Toro, aka the Curious Cat, also seems to know that Sera and Pippi are a joint force to be reckoned with, so to speak, but nevertheless shows undeterred attention to every move the duo takes with feline discreetness. Timid but curious, Toro wants to touch the moving feathers of parakeets whenever they come out of the cage for sauntering. But the birds show no fear but irritation against the unwanted friendship from the lonely feline. Poor Toro. I console him after Sera pecks his little nose with her dainty beak in protest against his pawed touch.

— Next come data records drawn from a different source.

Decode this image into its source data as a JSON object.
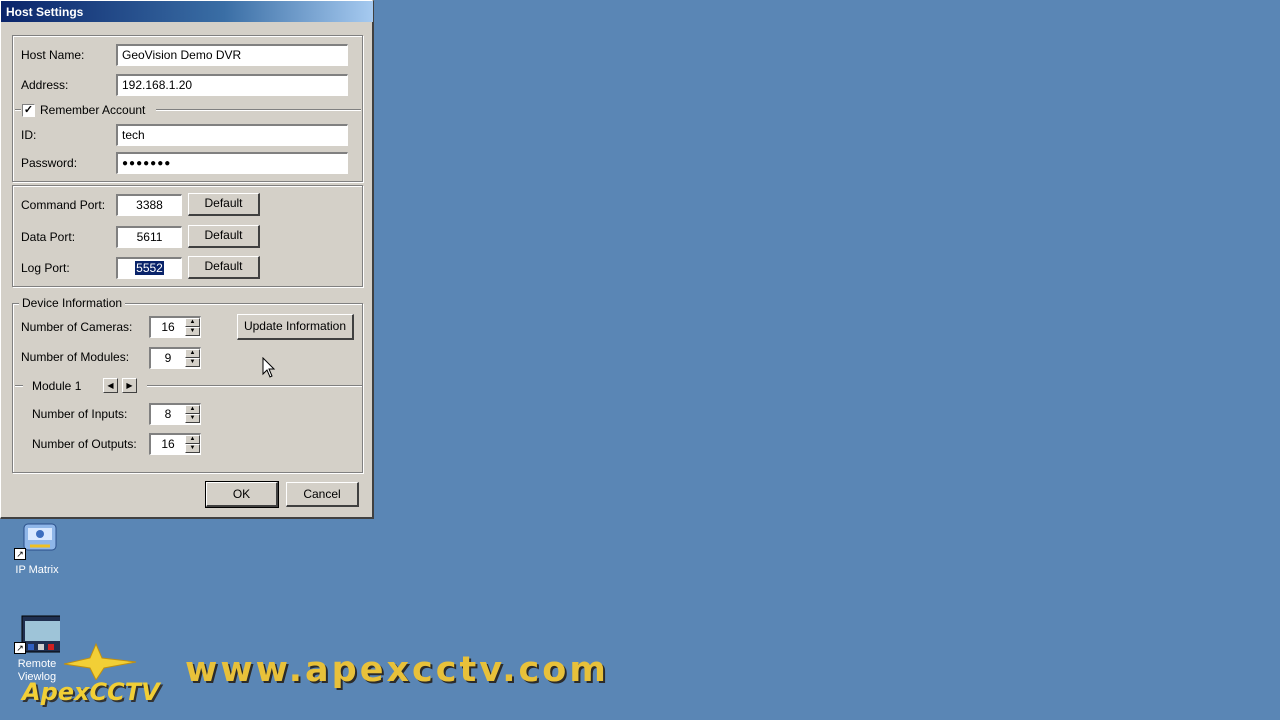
{
  "dialog": {
    "title": "Host Settings",
    "host": {
      "host_name_label": "Host Name:",
      "host_name_value": "GeoVision Demo DVR",
      "address_label": "Address:",
      "address_value": "192.168.1.20"
    },
    "account": {
      "remember_label": "Remember Account",
      "remember_checked": true,
      "check_glyph": "✓",
      "id_label": "ID:",
      "id_value": "tech",
      "password_label": "Password:",
      "password_value": "●●●●●●●"
    },
    "ports": {
      "command_label": "Command Port:",
      "command_value": "3388",
      "data_label": "Data Port:",
      "data_value": "5611",
      "log_label": "Log Port:",
      "log_value": "5552",
      "default_label": "Default"
    },
    "device": {
      "legend": "Device Information",
      "cameras_label": "Number of Cameras:",
      "cameras_value": "16",
      "modules_label": "Number of Modules:",
      "modules_value": "9",
      "update_label": "Update Information",
      "module_label": "Module 1",
      "inputs_label": "Number of Inputs:",
      "inputs_value": "8",
      "outputs_label": "Number of Outputs:",
      "outputs_value": "16"
    },
    "ok_label": "OK",
    "cancel_label": "Cancel"
  },
  "desktop": {
    "icons": [
      {
        "label": "IP Matrix",
        "icon": "ip-matrix-icon"
      },
      {
        "label": "Remote Viewlog",
        "icon": "remote-viewlog-icon"
      }
    ]
  },
  "watermark": {
    "url": "www.apexcctv.com",
    "logo": "ApexCCTV"
  },
  "colors": {
    "desktop": "#5a86b5",
    "dialog": "#d4d0c8",
    "titlebar_start": "#0a246a",
    "selection": "#0a246a",
    "watermark": "#e8c13a"
  }
}
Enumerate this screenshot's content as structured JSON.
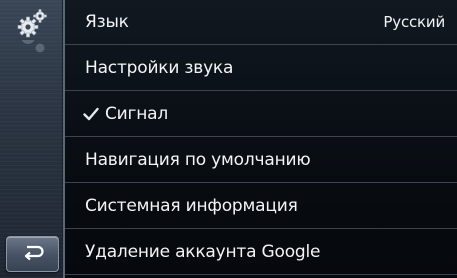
{
  "sidebar": {
    "icon": "settings-gears-icon",
    "back_icon": "back-arrow-icon"
  },
  "settings": {
    "items": [
      {
        "label": "Язык",
        "value": "Русский"
      },
      {
        "label": "Настройки звука"
      },
      {
        "label": "Сигнал",
        "checked": true
      },
      {
        "label": "Навигация по умолчанию"
      },
      {
        "label": "Системная информация"
      },
      {
        "label": "Удаление аккаунта Google"
      }
    ]
  },
  "colors": {
    "text": "#f2f4f6",
    "divider": "#3b4450",
    "sidebar": "#2a3442",
    "background": "#0a0f15"
  }
}
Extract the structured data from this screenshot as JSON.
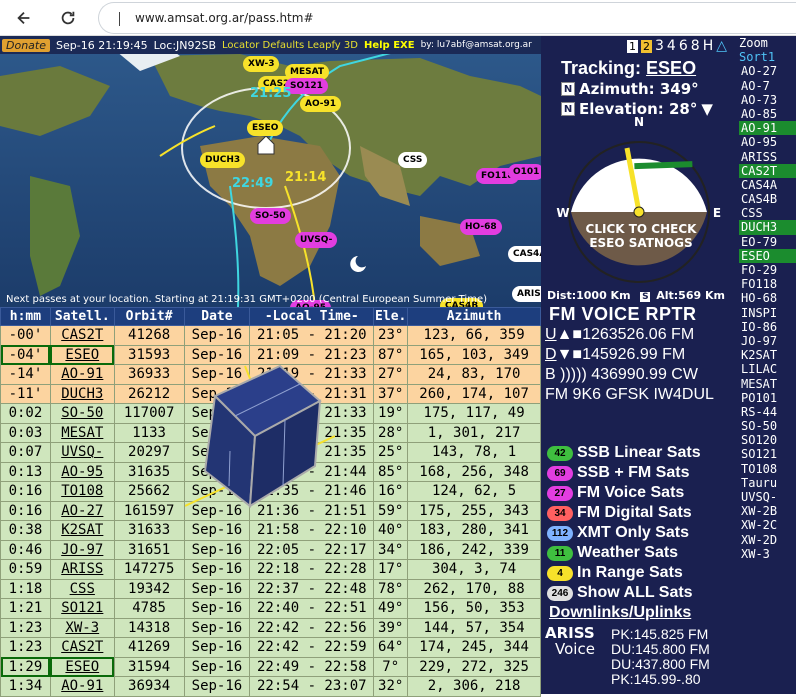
{
  "browser": {
    "url": "www.amsat.org.ar/pass.htm#"
  },
  "topbar": {
    "donate": "Donate",
    "datetime": "Sep-16 21:19:45",
    "locator": "Loc:JN92SB",
    "links": "Locator Defaults Leapfy 3D",
    "help": "Help EXE",
    "by": "by: lu7abf@amsat.org.ar"
  },
  "map": {
    "note": "Next passes at your location. Starting at 21:19:31 GMT+0200 (Central European Summer Time)",
    "labels": [
      {
        "name": "XW-3",
        "color": "y"
      },
      {
        "name": "MESAT",
        "color": "y"
      },
      {
        "name": "CAS2T",
        "color": "y"
      },
      {
        "name": "SO121",
        "color": "m"
      },
      {
        "name": "AO-91",
        "color": "y"
      },
      {
        "name": "ESEO",
        "color": "y"
      },
      {
        "name": "DUCH3",
        "color": "y"
      },
      {
        "name": "CSS",
        "color": "w"
      },
      {
        "name": "FO118",
        "color": "m"
      },
      {
        "name": "O101",
        "color": "m"
      },
      {
        "name": "SO-50",
        "color": "m"
      },
      {
        "name": "UVSQ-",
        "color": "m"
      },
      {
        "name": "HO-68",
        "color": "m"
      },
      {
        "name": "CAS4A",
        "color": "w"
      },
      {
        "name": "ARISS",
        "color": "w"
      },
      {
        "name": "AO-95",
        "color": "m"
      },
      {
        "name": "CAS4B",
        "color": "y"
      }
    ],
    "times": [
      "21:25",
      "22:49",
      "21:14"
    ]
  },
  "table": {
    "headers": [
      "h:mm",
      "Satell.",
      "Orbit#",
      "Date",
      "-Local Time-",
      "Ele.",
      "Azimuth"
    ],
    "rows": [
      {
        "h": "-00'",
        "sat": "CAS2T",
        "orbit": "41268",
        "date": "Sep-16",
        "time": "21:05 - 21:20",
        "ele": "23°",
        "az": "123, 66, 359",
        "cls": "orange",
        "boxed": false
      },
      {
        "h": "-04'",
        "sat": "ESEO",
        "orbit": "31593",
        "date": "Sep-16",
        "time": "21:09 - 21:23",
        "ele": "87°",
        "az": "165, 103, 349",
        "cls": "orange",
        "boxed": true
      },
      {
        "h": "-14'",
        "sat": "AO-91",
        "orbit": "36933",
        "date": "Sep-16",
        "time": "21:19 - 21:33",
        "ele": "27°",
        "az": "24, 83, 170",
        "cls": "orange",
        "boxed": false
      },
      {
        "h": "-11'",
        "sat": "DUCH3",
        "orbit": "26212",
        "date": "Sep-16",
        "time": "21:16 - 21:31",
        "ele": "37°",
        "az": "260, 174, 107",
        "cls": "orange",
        "boxed": false
      },
      {
        "h": "0:02",
        "sat": "SO-50",
        "orbit": "117007",
        "date": "Sep-16",
        "time": "21:21 - 21:33",
        "ele": "19°",
        "az": "175, 117, 49",
        "cls": "green",
        "boxed": false
      },
      {
        "h": "0:03",
        "sat": "MESAT",
        "orbit": "1133",
        "date": "Sep-16",
        "time": "21:22 - 21:35",
        "ele": "28°",
        "az": "1, 301, 217",
        "cls": "green",
        "boxed": false
      },
      {
        "h": "0:07",
        "sat": "UVSQ-",
        "orbit": "20297",
        "date": "Sep-16",
        "time": "21:26 - 21:35",
        "ele": "25°",
        "az": "143, 78, 1",
        "cls": "green",
        "boxed": false
      },
      {
        "h": "0:13",
        "sat": "AO-95",
        "orbit": "31635",
        "date": "Sep-16",
        "time": "21:32 - 21:44",
        "ele": "85°",
        "az": "168, 256, 348",
        "cls": "green",
        "boxed": false
      },
      {
        "h": "0:16",
        "sat": "TO108",
        "orbit": "25662",
        "date": "Sep-16",
        "time": "21:35 - 21:46",
        "ele": "16°",
        "az": "124, 62, 5",
        "cls": "green",
        "boxed": false
      },
      {
        "h": "0:16",
        "sat": "AO-27",
        "orbit": "161597",
        "date": "Sep-16",
        "time": "21:36 - 21:51",
        "ele": "59°",
        "az": "175, 255, 343",
        "cls": "green",
        "boxed": false
      },
      {
        "h": "0:38",
        "sat": "K2SAT",
        "orbit": "31633",
        "date": "Sep-16",
        "time": "21:58 - 22:10",
        "ele": "40°",
        "az": "183, 280, 341",
        "cls": "green",
        "boxed": false
      },
      {
        "h": "0:46",
        "sat": "JO-97",
        "orbit": "31651",
        "date": "Sep-16",
        "time": "22:05 - 22:17",
        "ele": "34°",
        "az": "186, 242, 339",
        "cls": "green",
        "boxed": false
      },
      {
        "h": "0:59",
        "sat": "ARISS",
        "orbit": "147275",
        "date": "Sep-16",
        "time": "22:18 - 22:28",
        "ele": "17°",
        "az": "304, 3, 74",
        "cls": "green",
        "boxed": false
      },
      {
        "h": "1:18",
        "sat": "CSS",
        "orbit": "19342",
        "date": "Sep-16",
        "time": "22:37 - 22:48",
        "ele": "78°",
        "az": "262, 170, 88",
        "cls": "green",
        "boxed": false
      },
      {
        "h": "1:21",
        "sat": "SO121",
        "orbit": "4785",
        "date": "Sep-16",
        "time": "22:40 - 22:51",
        "ele": "49°",
        "az": "156, 50, 353",
        "cls": "green",
        "boxed": false
      },
      {
        "h": "1:23",
        "sat": "XW-3",
        "orbit": "14318",
        "date": "Sep-16",
        "time": "22:42 - 22:56",
        "ele": "39°",
        "az": "144, 57, 354",
        "cls": "green",
        "boxed": false
      },
      {
        "h": "1:23",
        "sat": "CAS2T",
        "orbit": "41269",
        "date": "Sep-16",
        "time": "22:42 - 22:59",
        "ele": "64°",
        "az": "174, 245, 344",
        "cls": "green",
        "boxed": false
      },
      {
        "h": "1:29",
        "sat": "ESEO",
        "orbit": "31594",
        "date": "Sep-16",
        "time": "22:49 - 22:58",
        "ele": "7°",
        "az": "229, 272, 325",
        "cls": "green",
        "boxed": true
      },
      {
        "h": "1:34",
        "sat": "AO-91",
        "orbit": "36934",
        "date": "Sep-16",
        "time": "22:54 - 23:07",
        "ele": "32°",
        "az": "2, 306, 218",
        "cls": "green",
        "boxed": false
      }
    ]
  },
  "right": {
    "tabs": [
      "1",
      "2",
      "3",
      "4",
      "6",
      "8",
      "H"
    ],
    "tracking_label": "Tracking:",
    "tracking_sat": "ESEO",
    "azimuth": "Azimuth: 349°",
    "elevation": "Elevation: 28°",
    "compass_n": "N",
    "compass_w": "W",
    "compass_e": "E",
    "compass_s": "S",
    "click_check": "CLICK TO CHECK",
    "satnogs": "ESEO SATNOGS",
    "dist": "Dist:1000 Km",
    "alt": "Alt:569 Km",
    "fm_title": "FM VOICE RPTR",
    "uplink_lbl": "U",
    "uplink": "▲■1263526.06 FM",
    "downlink_lbl": "D",
    "downlink": "▼■145926.99 FM",
    "beacon_lbl": "B",
    "beacon": "))))) 436990.99 CW",
    "fm9k6": "FM 9K6 GFSK IW4DUL",
    "categories": [
      {
        "count": "42",
        "label": "SSB Linear Sats",
        "color": "#3fbf3f"
      },
      {
        "count": "69",
        "label": "SSB + FM  Sats",
        "color": "#e23de0"
      },
      {
        "count": "27",
        "label": "FM  Voice  Sats",
        "color": "#e23de0"
      },
      {
        "count": "34",
        "label": "FM Digital Sats",
        "color": "#ff6060"
      },
      {
        "count": "112",
        "label": "XMT Only  Sats",
        "color": "#7fb3ff"
      },
      {
        "count": "11",
        "label": "Weather   Sats",
        "color": "#3fbf3f"
      },
      {
        "count": "4",
        "label": "In Range  Sats",
        "color": "#f7e22a"
      },
      {
        "count": "246",
        "label": "Show ALL  Sats",
        "color": "#e0e0e0"
      }
    ],
    "downlinks_title": "Downlinks/Uplinks",
    "ariss": "ARISS",
    "voice": "Voice",
    "pk": [
      "PK:145.825 FM",
      "DU:145.800 FM",
      "DU:437.800 FM",
      "PK:145.99-.80"
    ]
  },
  "satlist": {
    "zoom": "Zoom",
    "sort": "Sort1",
    "items": [
      "AO-27",
      "AO-7",
      "AO-73",
      "AO-85",
      "AO-91",
      "AO-95",
      "ARISS",
      "CAS2T",
      "CAS4A",
      "CAS4B",
      "CSS",
      "DUCH3",
      "EO-79",
      "ESEO",
      "FO-29",
      "FO118",
      "HO-68",
      "INSPI",
      "IO-86",
      "JO-97",
      "K2SAT",
      "LILAC",
      "MESAT",
      "PO101",
      "RS-44",
      "SO-50",
      "SO120",
      "SO121",
      "TO108",
      "Tauru",
      "UVSQ-",
      "XW-2B",
      "XW-2C",
      "XW-2D",
      "XW-3"
    ],
    "highlighted": [
      "AO-91",
      "CAS2T",
      "DUCH3",
      "ESEO"
    ]
  }
}
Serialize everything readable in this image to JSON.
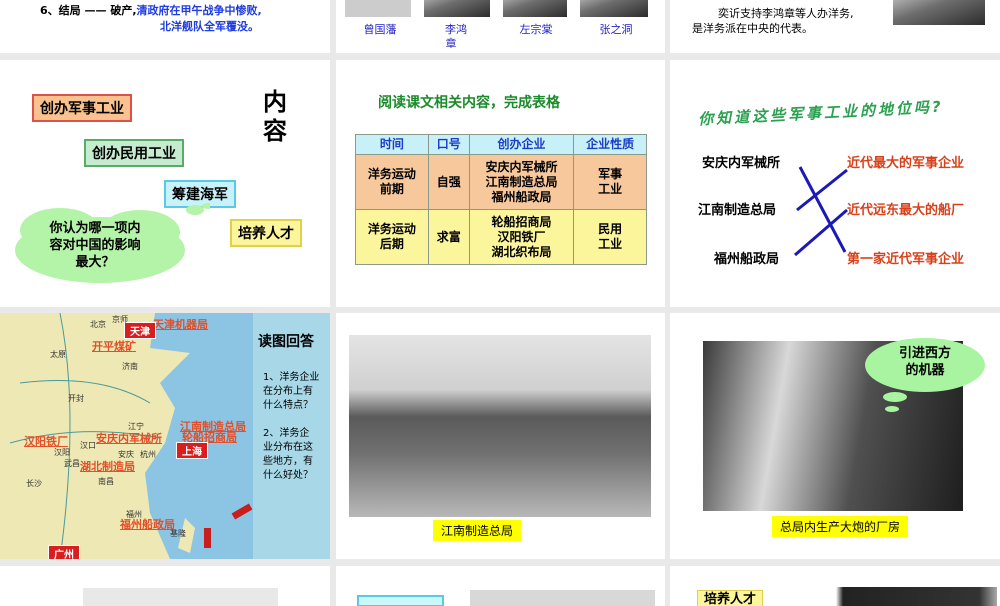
{
  "slide1": {
    "prefix": "6、结局 —— 破产,",
    "text1": "清政府在甲午战争中惨败,",
    "text2": "北洋舰队全军覆没。"
  },
  "slide2": {
    "names": [
      "曾国藩",
      "李鸿",
      "章",
      "左宗棠",
      "张之洞"
    ]
  },
  "slide3": {
    "line1": "奕䜣支持李鸿章等人办洋务,",
    "line2": "是洋务派在中央的代表。"
  },
  "slide4": {
    "title": "内容",
    "boxes": [
      "创办军事工业",
      "创办民用工业",
      "筹建海军",
      "培养人才"
    ],
    "cloud": [
      "你认为哪一项内",
      "容对中国的影响",
      "最大？"
    ],
    "colors": {
      "military": "#f9c28e",
      "civil": "#c6ecd0",
      "navy": "#c8f2fa",
      "talent": "#fbf59c"
    }
  },
  "slide5": {
    "title": "阅读课文相关内容，完成表格",
    "headers": [
      "时间",
      "口号",
      "创办企业",
      "企业性质"
    ],
    "rows": [
      {
        "time": [
          "洋务运动",
          "前期"
        ],
        "slogan": "自强",
        "companies": [
          "安庆内军械所",
          "江南制造总局",
          "福州船政局"
        ],
        "nature": [
          "军事",
          "工业"
        ]
      },
      {
        "time": [
          "洋务运动",
          "后期"
        ],
        "slogan": "求富",
        "companies": [
          "轮船招商局",
          "汉阳铁厂",
          "湖北织布局"
        ],
        "nature": [
          "民用",
          "工业"
        ]
      }
    ]
  },
  "slide6": {
    "title": "你知道这些军事工业的地位吗?",
    "left": [
      "安庆内军械所",
      "江南制造总局",
      "福州船政局"
    ],
    "right": [
      "近代最大的军事企业",
      "近代远东最大的船厂",
      "第一家近代军事企业"
    ]
  },
  "slide7": {
    "map_labels": [
      "天津机器局",
      "开平煤矿",
      "汉阳铁厂",
      "安庆内军械所",
      "江南制造总局",
      "轮船招商局",
      "湖北制造局",
      "福州船政局"
    ],
    "cities": [
      "天津",
      "上海",
      "广州"
    ],
    "places": [
      "京师",
      "北京",
      "太原",
      "济南",
      "开封",
      "江宁",
      "汉口",
      "汉阳",
      "武昌",
      "安庆",
      "杭州",
      "长沙",
      "南昌",
      "福州",
      "基隆"
    ],
    "heading": "读图回答",
    "q1": [
      "1、洋务企业",
      "在分布上有",
      "什么特点？"
    ],
    "q2": [
      "2、洋务企",
      "业分布在这",
      "些地方，有",
      "什么好处？"
    ]
  },
  "slide8": {
    "caption": "江南制造总局"
  },
  "slide9": {
    "caption": "总局内生产大炮的厂房",
    "cloud": [
      "引进西方",
      "的机器"
    ]
  },
  "slide12": {
    "box": "培养人才"
  }
}
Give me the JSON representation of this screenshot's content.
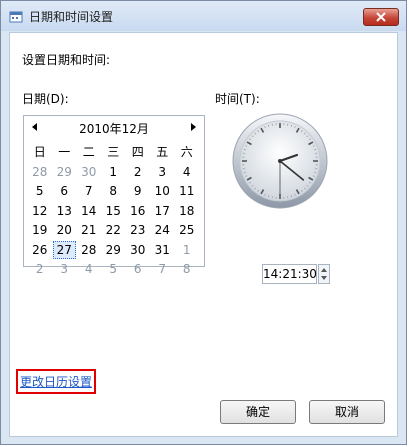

However, my original purpose of making the birds friends with Toro is still valid because both Sera and Pippi do not altogether repulse Toro with wild shrieks of danger.
I hope the birds will be warm to Toro as time goes by till we move to a bigger and better place to live so that I can bring another cat to the family.
Twinkle, emerald dreaming, Love flocks in blue and green, Curiosity stalks love’s gathering, Loneliness emboldens attempting touch of love fluttering in longing.
The Electrical Life of Louis Wain is joy and sadness, lightheartedness and seriousness, just like his paintings. It’s about love and art in the oddly beautiful vagaries of what it means to be a human (in the company of cats). Wain’s cats graced the epochs before Walt Disney’s Mickey Mouse (and Minnie) and His Gangs) debuted. But Wain was not Disney, and would he have even wished it? Perhaps, that is why Benedict Cumberbatch decided to give Wain a second chance to shine his name once more on earth in the magic of moving pictures that resurrected him from the lapse of time through the chapters of his story in this superbly narrative of the artist.
Louise Wain was a brilliant artist, a contemporary of French impressionist artists, such as Monet, Pissarro, Degas, and Renoir, and Dutch Vincent Van Gogh, all of whom were united in the brotherhood of independent spirits and resilient creativity. Yet Wain’s was a different sort, more existentially debauched in the provisional circulation of works, in the crossroads of the reality of being the only male figure in the parentless family led by the dominant matriarchal sister and of the ideal of ensconcing himself in the solitary niche. All artists are by nature sensitive, but Wain was extraordinarily sensitive, and the world was too much for someone like him to deal with. His wife, the light of his life, was the only happiness and love he felt and shared, but jealous God took her away from him and left him in the lurch of the familial duties and responsibilities in the somber household. This house eventually drove him and his younger sister into the oblivion of reason to the end. Yet, notwithstanding the personal tragedy, Wain’s unique visual world articulated with the sonar modulation of impulse that sparked his creative spirit yearning to soar up to the boundless ether on a par with constellations with stars.
Benedict Cumberbatch, now universally recognized as the Sherlock thanks to the phenomenally successful BBC series, proved to be a superb character actor who became Louis Wain rather than merely playing the artist’s part. Ancient Greeks and Romans regarded actors as an equivalent of a spiritual medium whose body could be channeled into another spirit for a willful possession during a mysterious rite of sacred ceremony. If that was the case, as it were, that was how I felt watching Cumberbatch being Wain as if he had summoned the soul of the dead artist from the beyond and asked him how the artist’s life would be told. His naturally mild, gentle deliverance of character nuanced the inner fear, confusion, and frustration that Wain must have felt in dealing with the realities of everyday life as a reluctant and unlikely head of household. Yet, his passionate eyes and particular diction dictate that Wain was an artist of force, a man not of an age but for all seasons.